* **The records**
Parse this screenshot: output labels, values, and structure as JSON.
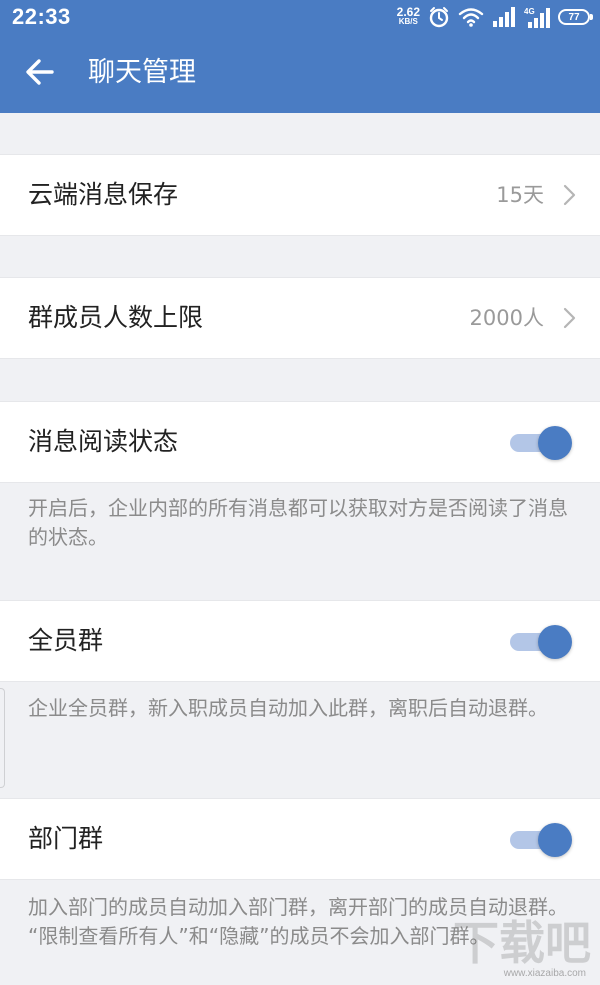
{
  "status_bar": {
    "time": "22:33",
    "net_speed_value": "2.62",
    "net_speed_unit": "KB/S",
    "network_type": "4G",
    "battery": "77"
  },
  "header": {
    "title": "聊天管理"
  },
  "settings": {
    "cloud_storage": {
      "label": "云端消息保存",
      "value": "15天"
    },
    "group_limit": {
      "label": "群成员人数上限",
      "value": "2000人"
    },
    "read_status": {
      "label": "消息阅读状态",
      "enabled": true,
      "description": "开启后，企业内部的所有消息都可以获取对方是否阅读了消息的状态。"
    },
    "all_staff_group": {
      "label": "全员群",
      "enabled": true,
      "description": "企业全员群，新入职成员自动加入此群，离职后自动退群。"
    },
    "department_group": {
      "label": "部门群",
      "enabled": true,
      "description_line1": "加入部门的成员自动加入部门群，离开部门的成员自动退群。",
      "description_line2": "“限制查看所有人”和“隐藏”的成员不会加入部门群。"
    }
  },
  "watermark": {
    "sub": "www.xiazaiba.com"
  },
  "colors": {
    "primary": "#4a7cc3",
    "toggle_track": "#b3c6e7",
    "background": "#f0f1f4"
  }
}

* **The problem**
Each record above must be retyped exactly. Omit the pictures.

* **Exercise result**
Parse this screenshot: output labels, values, and structure as JSON.
{
  "status_bar": {
    "time": "22:33",
    "net_speed_value": "2.62",
    "net_speed_unit": "KB/S",
    "network_type": "4G",
    "battery": "77"
  },
  "header": {
    "title": "聊天管理"
  },
  "settings": {
    "cloud_storage": {
      "label": "云端消息保存",
      "value": "15天"
    },
    "group_limit": {
      "label": "群成员人数上限",
      "value": "2000人"
    },
    "read_status": {
      "label": "消息阅读状态",
      "enabled": true,
      "description": "开启后，企业内部的所有消息都可以获取对方是否阅读了消息的状态。"
    },
    "all_staff_group": {
      "label": "全员群",
      "enabled": true,
      "description": "企业全员群，新入职成员自动加入此群，离职后自动退群。"
    },
    "department_group": {
      "label": "部门群",
      "enabled": true,
      "description_line1": "加入部门的成员自动加入部门群，离开部门的成员自动退群。",
      "description_line2": "“限制查看所有人”和“隐藏”的成员不会加入部门群。"
    }
  },
  "watermark": {
    "sub": "www.xiazaiba.com"
  },
  "colors": {
    "primary": "#4a7cc3",
    "toggle_track": "#b3c6e7",
    "background": "#f0f1f4"
  }
}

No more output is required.